At one point in the movie, Miles refers to Las Vegas as a place where “the normal rules don’t apply.” The same can be said of the movie, itself a romantic comedy that lacks the emotional turmoil so prevalent among its peers. Concerned primarily with presentation and aesthetics, Cruelty is not a film that deals with the classic definition of romance. Romance, here, revolves around manipulation and “playing the game,” an ideology supported by an exaggerated style of storytelling.

It’s hard to believe that the world of the movie actually exists, absurd as it is in its inhabitants and environments. The Coen brothers, however, capitalize on this slightly fantastical framing to create a slick, smooth piece of instant gratification. The comedy here is slapstick and often dependent on timing. The screenplay is flippant and charmingly cruel. Throw in a trumpet-heavy musical score and Cruelty becomes an homage to movies where “total annihilation” of one’s opponent was accomplished through bloodless finesse.

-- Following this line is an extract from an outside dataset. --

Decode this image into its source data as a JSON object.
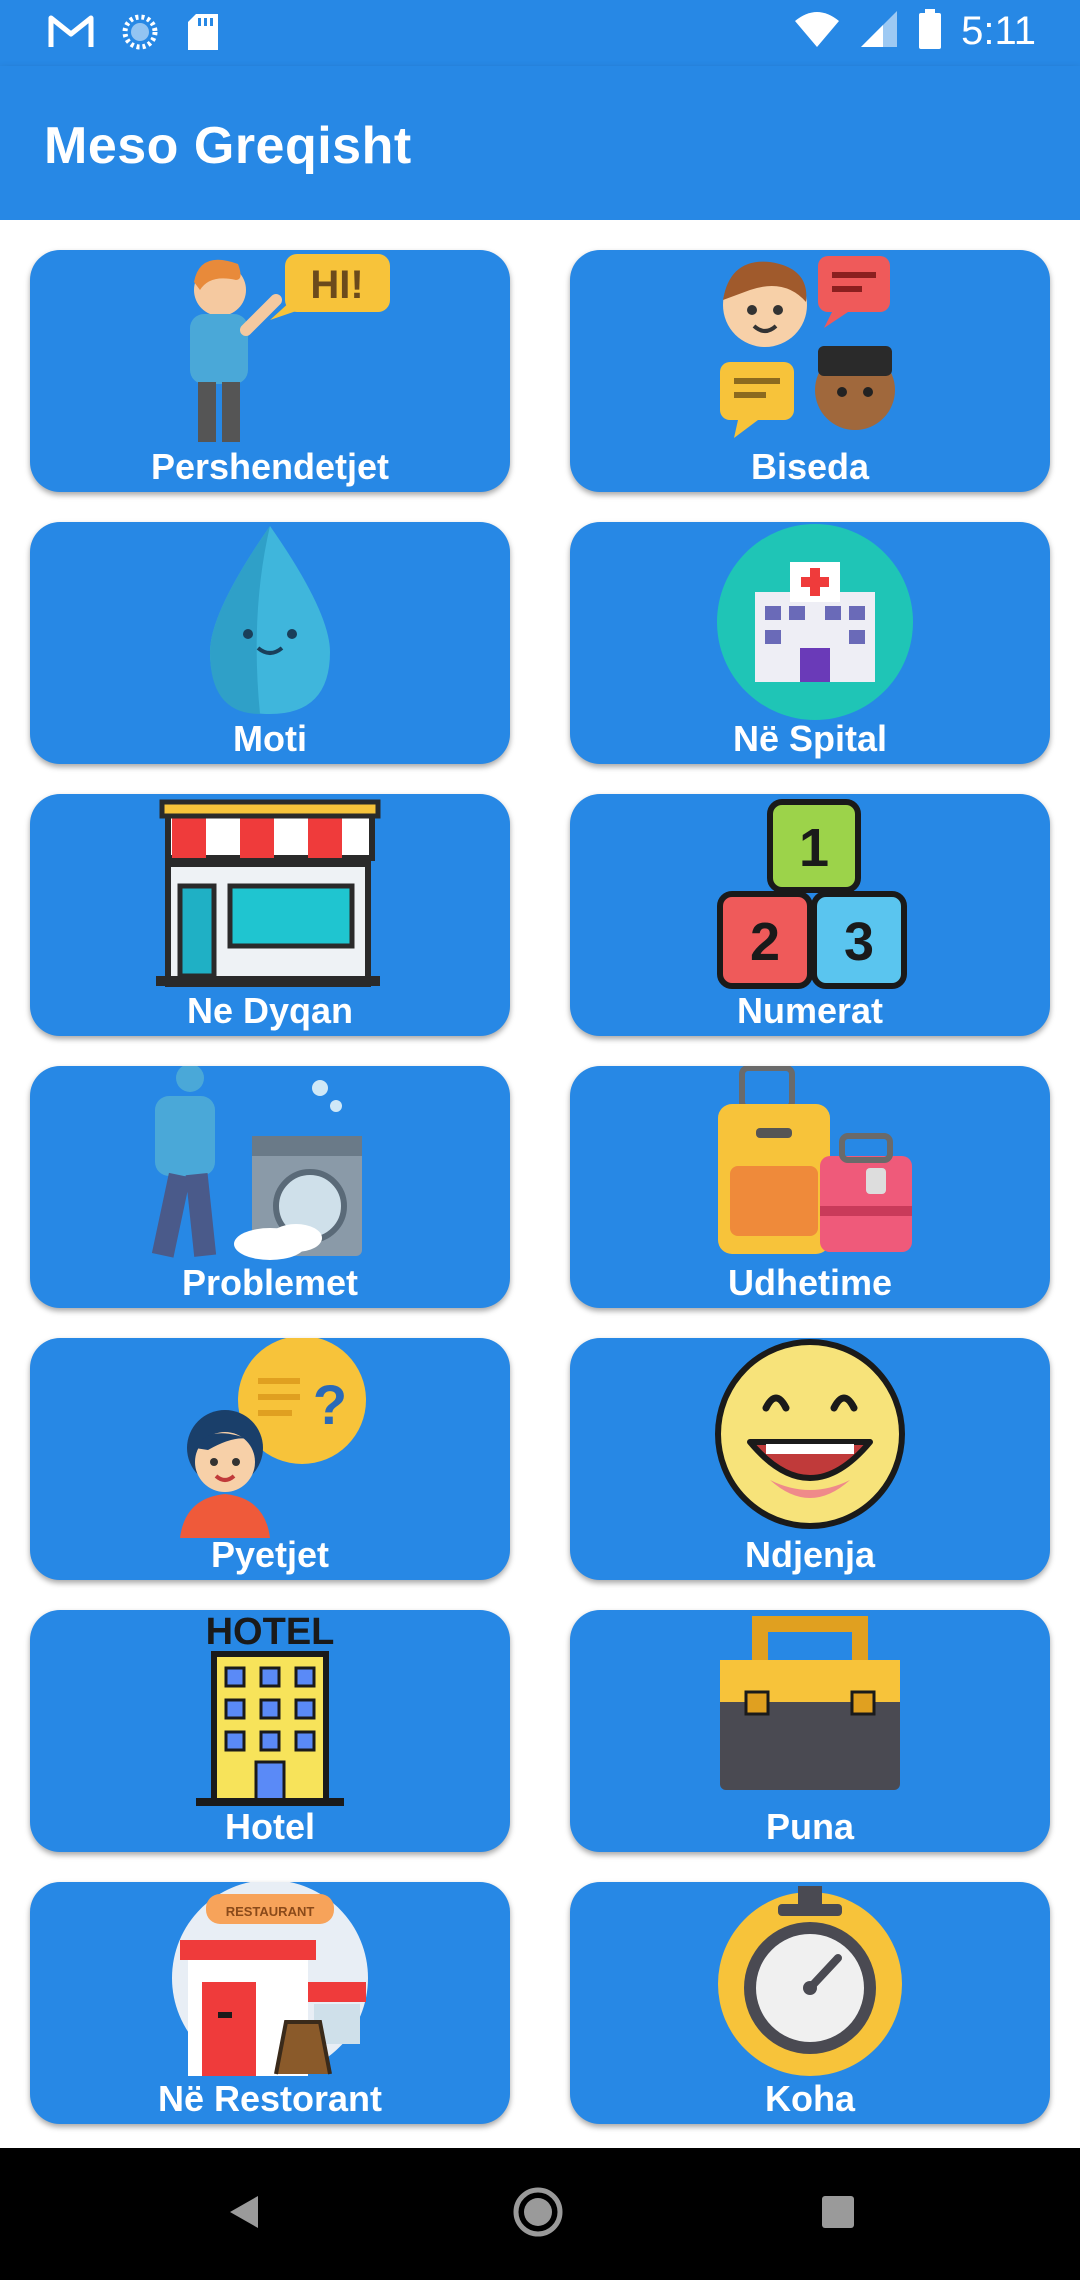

But where would we be without chemistry between the leads? Jones and Clooney do not disappoint. Clooney is devastatingly debonair, channeling Cary Grant. He is light on his feet and supremely expressive, able to encompass a broad spectrum of emotions with subtle facial variances.

A contrast to Clooney’s highly reactive persona, Jones exudes steady command and confidence. She is a classic femme fatale and despite the empty justification of her man-eating ways due to a want for “independence” as provided in the script, Jones is convincing as a career wife whose appetite for cash is only surpassed by the length of her hyphenated last names.

Is this movie worth your time? Detached and at times totally lacking sincerity, the Coens brothers’ new movie is what happens when you try to satirize traditional romantic comedies while still attempting to market your product as … a romantic comedy. If you prefer visual entertainment of the first order, sans the obligatory mental work, then Intolerable Cruelty is just what the doctor ordered.


Archived article by Tracy Zhang